“Virginia resident Ken Robson, 64, had been visiting his son in the San Diego area in mid-June. “I had been noticing that I had been feeling weak and lightheaded,” he said. He also noticed severe drops in his heart rate [via his Apple Watch],” Neil Versel reports for MedCity News. “‘Your heart rate doesn’t go into the 30s and 40s unless you’re an Olympic athlete,’ Robson said. He knew something was wrong, so he went online and self-diagnosed with a heart arrhythmia known as sick sinus syndrome.”

“Robson had a doctor’s appointment for shortly after he was to return home, but a day before he was scheduled to depart San Diego, he went to the emergency room at Scripps Mercy Hospital. ‘I didn’t want to be ‘that guy’ on the airplane’ who caused an unscheduled landing due to a medical emergency, or worse, who died in flight,” Versel reports. “When he got to the hospital, Robson told staff that he had been tracking his heart rate on the watch, and had two weeks of back data. “Going in with the data certainly reduced my stay by a couple of days,” he told MedCity News. It also assured that he could have the operation nearly immediately.”

“Because the hospital could check his Apple Watch data, Robson did not have to wear a heart monitor for a week before the medical team at Scripps Mercy could confirm the diagnosis of sick sinus syndrome,” Versel reports. “Robson had a pacemaker implanted on almost an outpatient basis; he was held in the hospital overnight, but released the day after the surgery, and immediately returned to normal life upon discharge.”

“‘I was watching [my heart rate] on my watch while they were watching on a [medical-grade] monitor, and they synched up,’ according to Robson,” Versel reports. “He added that ‘we’re just beginning to learn the possibilities’ of the Apple Watch and similar wearables. Robson noted that users can make phone calls by voice command from their watches as long as they are tied by Bluetooth to an iPhone. With this feature, the Apple Watch could serve as a lifeline in an emergency when the wearer is unable to reach and manually dial the phone.”

Read more in the full article here.

MacDailyNews Take: Yet another example of how Apple Watch is changing lives for the better. In this case, helping to save a life, in fact.

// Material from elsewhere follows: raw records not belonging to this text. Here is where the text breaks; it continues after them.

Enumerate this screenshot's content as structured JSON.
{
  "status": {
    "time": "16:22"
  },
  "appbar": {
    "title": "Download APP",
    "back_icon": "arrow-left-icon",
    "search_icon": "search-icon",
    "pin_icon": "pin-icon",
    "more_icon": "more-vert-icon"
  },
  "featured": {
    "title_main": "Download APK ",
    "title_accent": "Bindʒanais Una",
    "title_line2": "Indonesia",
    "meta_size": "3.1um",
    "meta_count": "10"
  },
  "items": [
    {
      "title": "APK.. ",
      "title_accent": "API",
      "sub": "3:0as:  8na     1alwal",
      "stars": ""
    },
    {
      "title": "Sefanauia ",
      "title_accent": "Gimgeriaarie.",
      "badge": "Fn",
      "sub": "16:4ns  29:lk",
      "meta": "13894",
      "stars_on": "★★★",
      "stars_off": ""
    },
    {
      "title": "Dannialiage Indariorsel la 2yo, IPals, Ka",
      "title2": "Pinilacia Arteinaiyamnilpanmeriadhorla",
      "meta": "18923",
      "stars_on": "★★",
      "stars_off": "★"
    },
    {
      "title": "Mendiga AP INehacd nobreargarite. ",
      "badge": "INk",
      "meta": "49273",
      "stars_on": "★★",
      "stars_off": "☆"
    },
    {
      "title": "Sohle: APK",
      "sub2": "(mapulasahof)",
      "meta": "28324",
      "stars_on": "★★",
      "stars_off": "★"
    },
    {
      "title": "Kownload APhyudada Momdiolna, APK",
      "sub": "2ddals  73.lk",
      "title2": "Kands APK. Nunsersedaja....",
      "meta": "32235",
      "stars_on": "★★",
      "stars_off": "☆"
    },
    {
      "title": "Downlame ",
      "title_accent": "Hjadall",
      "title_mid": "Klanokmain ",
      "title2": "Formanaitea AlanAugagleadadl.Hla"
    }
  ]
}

SEE ALSO:
A convert’s Apple Watch diary: Three months in, a skeptic no longer – July 31, 2015
Apple Watch dominates smartwatches with 75% market share – July 28, 2015
The Apple Watch reviewed, 3 months on – July 24, 2015
Apple Watch after 3 months: It’s still personal – July 24, 2015
Apple Watch: A brilliant addition to my life – July 24, 2015
Non-techies love their Apple Watches even more than tech users – July 20, 2015
Look who bought the first Apple Watches – July 14, 2015
Apple Watch satisfaction is unprecedented at 97%; beats original iPhone and iPad – July 20, 2015

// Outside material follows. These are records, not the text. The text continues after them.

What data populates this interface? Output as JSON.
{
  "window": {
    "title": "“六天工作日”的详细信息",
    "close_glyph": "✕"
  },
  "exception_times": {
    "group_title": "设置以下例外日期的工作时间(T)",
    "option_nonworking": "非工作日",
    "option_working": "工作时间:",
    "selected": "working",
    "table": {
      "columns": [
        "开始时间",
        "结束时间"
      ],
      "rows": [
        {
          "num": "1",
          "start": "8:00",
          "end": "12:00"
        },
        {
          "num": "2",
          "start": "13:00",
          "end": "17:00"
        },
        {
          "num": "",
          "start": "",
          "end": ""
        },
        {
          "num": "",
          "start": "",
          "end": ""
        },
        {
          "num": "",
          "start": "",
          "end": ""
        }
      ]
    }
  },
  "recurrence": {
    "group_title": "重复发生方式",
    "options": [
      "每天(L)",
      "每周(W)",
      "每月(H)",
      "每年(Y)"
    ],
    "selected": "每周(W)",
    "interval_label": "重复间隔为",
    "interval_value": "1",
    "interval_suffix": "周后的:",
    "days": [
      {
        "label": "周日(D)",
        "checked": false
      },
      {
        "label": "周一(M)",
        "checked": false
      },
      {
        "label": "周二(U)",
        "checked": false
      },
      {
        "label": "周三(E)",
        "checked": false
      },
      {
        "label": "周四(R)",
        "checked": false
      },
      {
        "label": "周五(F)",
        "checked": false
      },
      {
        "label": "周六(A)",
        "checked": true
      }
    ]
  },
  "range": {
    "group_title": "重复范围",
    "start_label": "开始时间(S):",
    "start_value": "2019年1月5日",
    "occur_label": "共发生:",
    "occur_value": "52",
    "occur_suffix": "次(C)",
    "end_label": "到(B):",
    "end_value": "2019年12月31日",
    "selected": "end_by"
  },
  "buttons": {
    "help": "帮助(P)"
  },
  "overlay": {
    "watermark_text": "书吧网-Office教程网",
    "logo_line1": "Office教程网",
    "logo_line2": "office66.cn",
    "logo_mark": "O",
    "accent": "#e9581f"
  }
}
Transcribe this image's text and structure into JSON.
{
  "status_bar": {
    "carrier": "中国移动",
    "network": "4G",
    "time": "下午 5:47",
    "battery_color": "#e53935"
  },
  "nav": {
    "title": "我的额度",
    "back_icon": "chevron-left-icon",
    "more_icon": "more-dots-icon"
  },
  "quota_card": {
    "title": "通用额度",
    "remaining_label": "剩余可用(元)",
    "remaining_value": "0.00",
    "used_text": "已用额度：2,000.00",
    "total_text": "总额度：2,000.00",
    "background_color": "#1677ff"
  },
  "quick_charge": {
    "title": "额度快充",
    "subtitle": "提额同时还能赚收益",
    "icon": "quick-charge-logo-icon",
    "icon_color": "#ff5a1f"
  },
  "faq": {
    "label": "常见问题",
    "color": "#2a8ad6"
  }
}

[Thanks to MacDailyNews Reader “Mur” for the heads up.]